Copy out each line of the data that contains "view".

___ Dataset extract ___

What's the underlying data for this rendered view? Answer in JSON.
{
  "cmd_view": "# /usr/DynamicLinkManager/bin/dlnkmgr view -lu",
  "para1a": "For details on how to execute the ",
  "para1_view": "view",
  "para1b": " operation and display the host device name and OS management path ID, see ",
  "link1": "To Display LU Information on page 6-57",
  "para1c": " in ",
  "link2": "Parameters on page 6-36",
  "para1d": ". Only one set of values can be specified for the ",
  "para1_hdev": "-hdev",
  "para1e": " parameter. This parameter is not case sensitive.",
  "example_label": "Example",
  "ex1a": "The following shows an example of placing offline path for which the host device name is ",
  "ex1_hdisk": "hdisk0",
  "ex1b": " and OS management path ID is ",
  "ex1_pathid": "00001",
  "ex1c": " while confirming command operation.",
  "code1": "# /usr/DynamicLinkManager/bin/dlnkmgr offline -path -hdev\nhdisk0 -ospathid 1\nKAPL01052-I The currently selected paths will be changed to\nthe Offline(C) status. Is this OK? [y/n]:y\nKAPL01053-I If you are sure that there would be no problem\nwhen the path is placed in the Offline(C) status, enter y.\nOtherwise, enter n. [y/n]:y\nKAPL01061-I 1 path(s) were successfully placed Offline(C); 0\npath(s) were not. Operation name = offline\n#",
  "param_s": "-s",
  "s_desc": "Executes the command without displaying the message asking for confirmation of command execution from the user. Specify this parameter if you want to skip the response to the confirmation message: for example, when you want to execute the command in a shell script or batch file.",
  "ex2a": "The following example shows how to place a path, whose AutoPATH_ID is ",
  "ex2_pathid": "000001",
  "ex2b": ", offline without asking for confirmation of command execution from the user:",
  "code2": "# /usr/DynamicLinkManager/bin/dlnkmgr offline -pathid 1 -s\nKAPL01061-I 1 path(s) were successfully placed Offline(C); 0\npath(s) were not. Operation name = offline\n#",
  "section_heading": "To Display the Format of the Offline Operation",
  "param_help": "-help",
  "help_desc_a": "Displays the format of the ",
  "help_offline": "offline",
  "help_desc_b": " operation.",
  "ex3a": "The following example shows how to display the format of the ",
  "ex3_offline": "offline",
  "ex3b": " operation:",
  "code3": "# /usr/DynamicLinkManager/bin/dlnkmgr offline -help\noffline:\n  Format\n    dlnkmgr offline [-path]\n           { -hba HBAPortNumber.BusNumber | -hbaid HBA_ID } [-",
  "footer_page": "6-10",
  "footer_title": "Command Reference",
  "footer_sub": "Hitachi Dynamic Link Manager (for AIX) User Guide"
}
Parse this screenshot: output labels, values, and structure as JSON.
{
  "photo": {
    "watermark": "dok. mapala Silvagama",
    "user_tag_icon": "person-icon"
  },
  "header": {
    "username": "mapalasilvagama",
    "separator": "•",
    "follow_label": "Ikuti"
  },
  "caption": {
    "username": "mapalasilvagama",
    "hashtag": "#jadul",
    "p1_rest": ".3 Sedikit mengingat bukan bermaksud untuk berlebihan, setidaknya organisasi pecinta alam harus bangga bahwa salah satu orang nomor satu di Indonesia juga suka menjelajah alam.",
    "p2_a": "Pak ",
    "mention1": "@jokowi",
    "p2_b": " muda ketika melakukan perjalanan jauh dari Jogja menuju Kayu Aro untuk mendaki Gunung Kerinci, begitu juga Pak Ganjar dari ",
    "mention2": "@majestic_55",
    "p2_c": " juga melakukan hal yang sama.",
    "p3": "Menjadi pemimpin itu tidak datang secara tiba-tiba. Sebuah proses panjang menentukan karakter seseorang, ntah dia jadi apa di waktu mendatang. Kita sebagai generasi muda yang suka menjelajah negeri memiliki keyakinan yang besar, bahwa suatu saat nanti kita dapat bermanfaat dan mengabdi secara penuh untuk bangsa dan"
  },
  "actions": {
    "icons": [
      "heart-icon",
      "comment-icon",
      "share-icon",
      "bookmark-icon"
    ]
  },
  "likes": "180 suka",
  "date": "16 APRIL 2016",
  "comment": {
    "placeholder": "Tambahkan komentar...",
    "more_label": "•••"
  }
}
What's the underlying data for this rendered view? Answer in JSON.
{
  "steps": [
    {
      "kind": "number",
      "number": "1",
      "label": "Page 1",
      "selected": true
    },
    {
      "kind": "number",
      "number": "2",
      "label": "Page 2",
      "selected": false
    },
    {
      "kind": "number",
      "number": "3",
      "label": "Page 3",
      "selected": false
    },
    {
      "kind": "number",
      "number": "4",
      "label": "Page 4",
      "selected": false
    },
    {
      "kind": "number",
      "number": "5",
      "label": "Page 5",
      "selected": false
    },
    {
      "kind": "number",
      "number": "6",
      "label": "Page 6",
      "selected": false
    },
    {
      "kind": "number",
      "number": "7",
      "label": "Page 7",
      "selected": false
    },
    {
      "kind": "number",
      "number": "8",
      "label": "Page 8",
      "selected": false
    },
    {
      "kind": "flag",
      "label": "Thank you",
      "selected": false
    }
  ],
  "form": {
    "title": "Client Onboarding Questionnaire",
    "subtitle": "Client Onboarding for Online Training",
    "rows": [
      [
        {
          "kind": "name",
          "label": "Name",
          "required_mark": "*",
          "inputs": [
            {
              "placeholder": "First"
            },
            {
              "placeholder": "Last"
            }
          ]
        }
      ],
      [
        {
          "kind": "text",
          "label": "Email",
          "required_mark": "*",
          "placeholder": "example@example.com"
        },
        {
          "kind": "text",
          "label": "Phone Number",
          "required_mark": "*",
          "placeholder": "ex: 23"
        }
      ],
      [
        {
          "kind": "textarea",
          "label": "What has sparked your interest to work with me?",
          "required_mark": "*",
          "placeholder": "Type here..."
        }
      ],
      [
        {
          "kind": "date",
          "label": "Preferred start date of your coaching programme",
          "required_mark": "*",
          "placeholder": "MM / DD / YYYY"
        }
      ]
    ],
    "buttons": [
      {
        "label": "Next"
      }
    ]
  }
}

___

**Problem solution:**
What's the underlying data for this rendered view? Answer in JSON.
  "cmd_view": "# /usr/DynamicLinkManager/bin/dlnkmgr view -lu",
  "para1_view": "view",
What's the underlying data for this rendered view? Answer in JSON.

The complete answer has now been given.